Look for the word "Burgers" in the records, and copy each line where it appears.

# # # #

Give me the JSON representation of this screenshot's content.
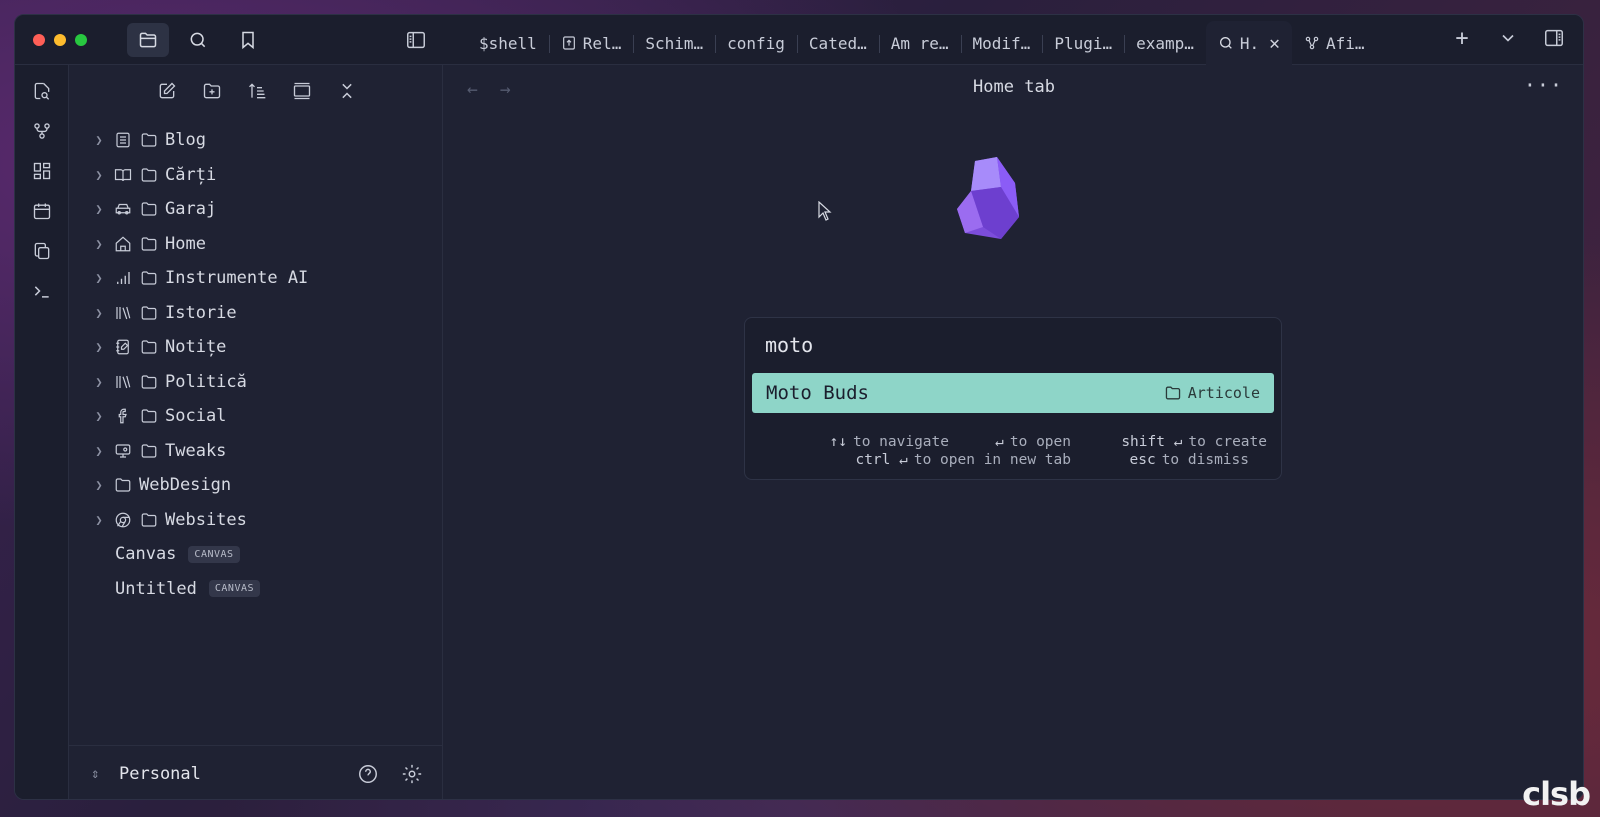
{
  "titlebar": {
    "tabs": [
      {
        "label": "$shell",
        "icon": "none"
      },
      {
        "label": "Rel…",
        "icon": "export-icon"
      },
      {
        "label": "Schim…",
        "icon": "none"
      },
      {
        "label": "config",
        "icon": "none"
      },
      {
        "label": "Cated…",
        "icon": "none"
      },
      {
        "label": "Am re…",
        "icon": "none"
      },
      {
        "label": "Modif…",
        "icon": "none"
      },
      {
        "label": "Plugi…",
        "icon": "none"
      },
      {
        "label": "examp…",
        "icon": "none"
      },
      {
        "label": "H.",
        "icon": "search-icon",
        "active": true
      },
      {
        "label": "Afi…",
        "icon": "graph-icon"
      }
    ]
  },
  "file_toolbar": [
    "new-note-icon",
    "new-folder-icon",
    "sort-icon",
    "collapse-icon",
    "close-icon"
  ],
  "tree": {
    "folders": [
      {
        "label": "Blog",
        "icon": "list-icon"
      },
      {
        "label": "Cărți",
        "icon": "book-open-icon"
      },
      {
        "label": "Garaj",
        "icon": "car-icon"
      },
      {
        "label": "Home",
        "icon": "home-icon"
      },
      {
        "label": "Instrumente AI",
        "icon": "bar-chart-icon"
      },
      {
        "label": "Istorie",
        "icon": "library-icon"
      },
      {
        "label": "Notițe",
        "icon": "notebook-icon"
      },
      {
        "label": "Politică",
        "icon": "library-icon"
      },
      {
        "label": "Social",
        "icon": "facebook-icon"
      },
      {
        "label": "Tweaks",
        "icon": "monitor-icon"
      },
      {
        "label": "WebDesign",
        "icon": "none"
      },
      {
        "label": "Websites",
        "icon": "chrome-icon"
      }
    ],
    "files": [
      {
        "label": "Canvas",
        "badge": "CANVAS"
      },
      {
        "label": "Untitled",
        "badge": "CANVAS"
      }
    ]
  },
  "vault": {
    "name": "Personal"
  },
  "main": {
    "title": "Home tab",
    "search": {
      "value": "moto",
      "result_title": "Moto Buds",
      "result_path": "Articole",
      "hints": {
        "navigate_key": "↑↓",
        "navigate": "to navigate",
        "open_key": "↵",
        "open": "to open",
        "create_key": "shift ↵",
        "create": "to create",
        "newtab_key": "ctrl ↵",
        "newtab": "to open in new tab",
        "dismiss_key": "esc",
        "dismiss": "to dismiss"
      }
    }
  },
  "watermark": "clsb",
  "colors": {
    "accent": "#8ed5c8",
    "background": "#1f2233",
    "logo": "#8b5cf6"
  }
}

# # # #

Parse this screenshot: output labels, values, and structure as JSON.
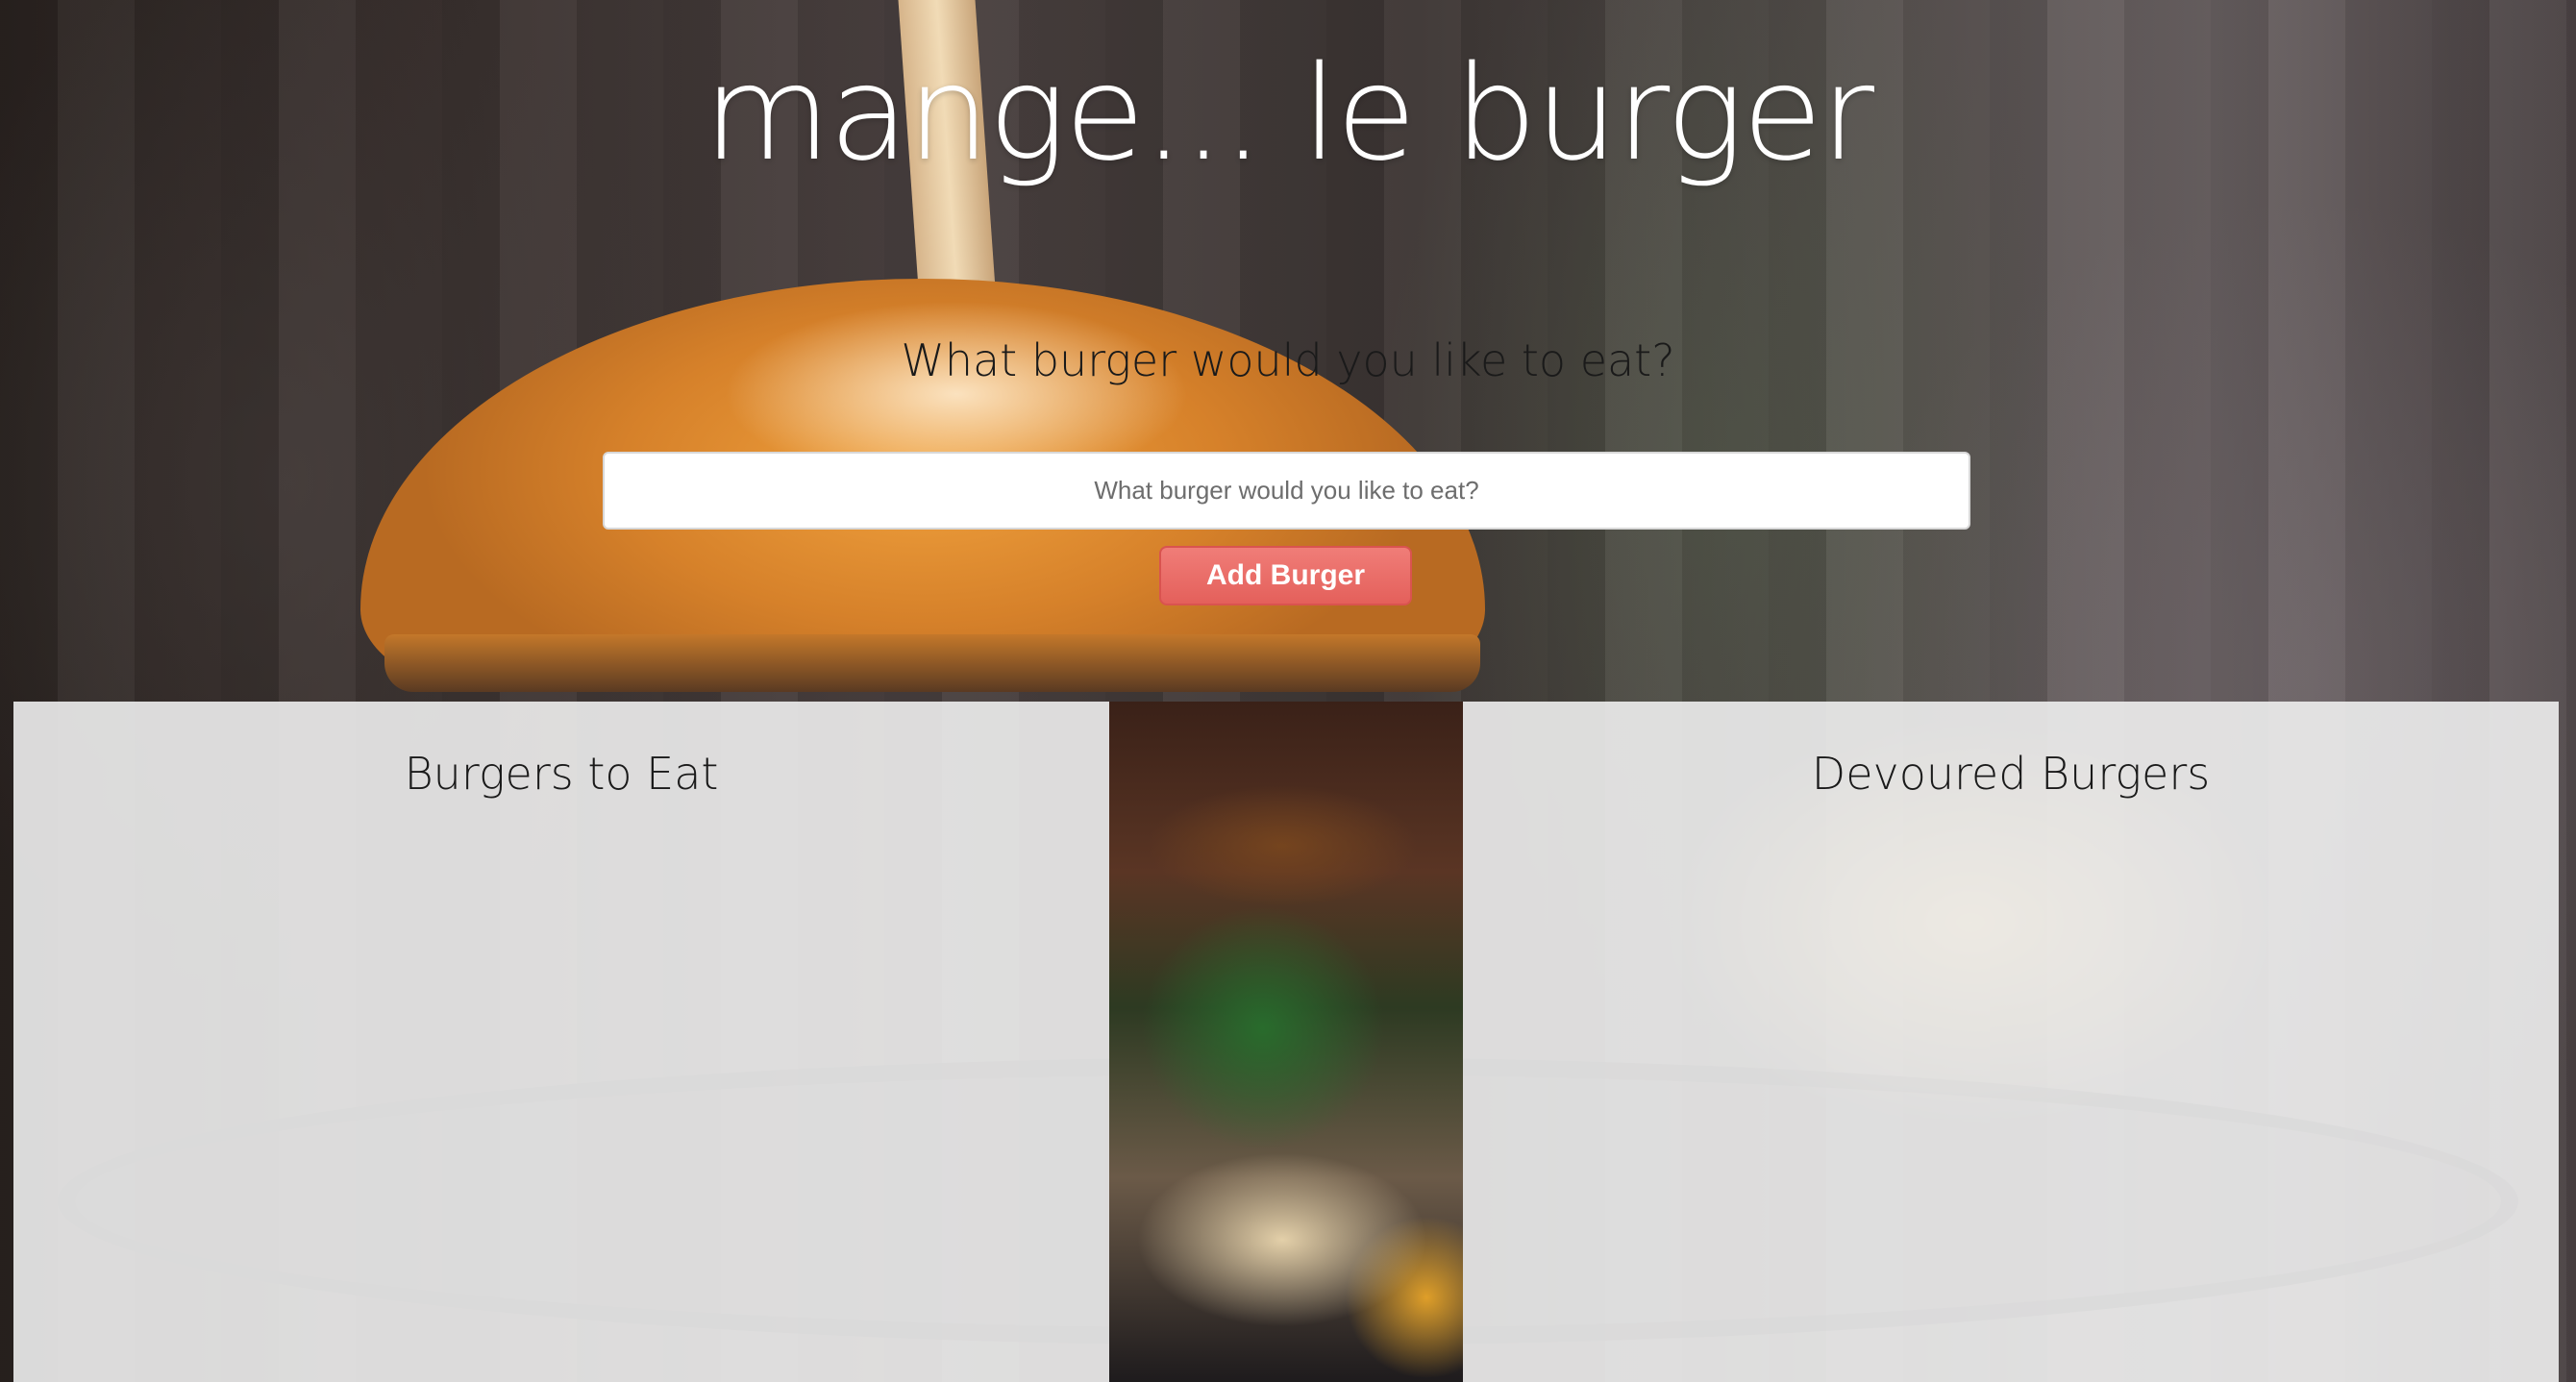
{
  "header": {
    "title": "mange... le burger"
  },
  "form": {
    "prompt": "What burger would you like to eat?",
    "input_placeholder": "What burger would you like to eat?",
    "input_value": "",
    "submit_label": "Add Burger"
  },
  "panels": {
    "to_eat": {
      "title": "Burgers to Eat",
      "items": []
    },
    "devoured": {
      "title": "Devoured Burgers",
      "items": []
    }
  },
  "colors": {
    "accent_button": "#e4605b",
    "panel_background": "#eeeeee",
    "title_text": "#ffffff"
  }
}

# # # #

### Written response
      "title": "Burgers to Eat",
      "title": "Devoured Burgers",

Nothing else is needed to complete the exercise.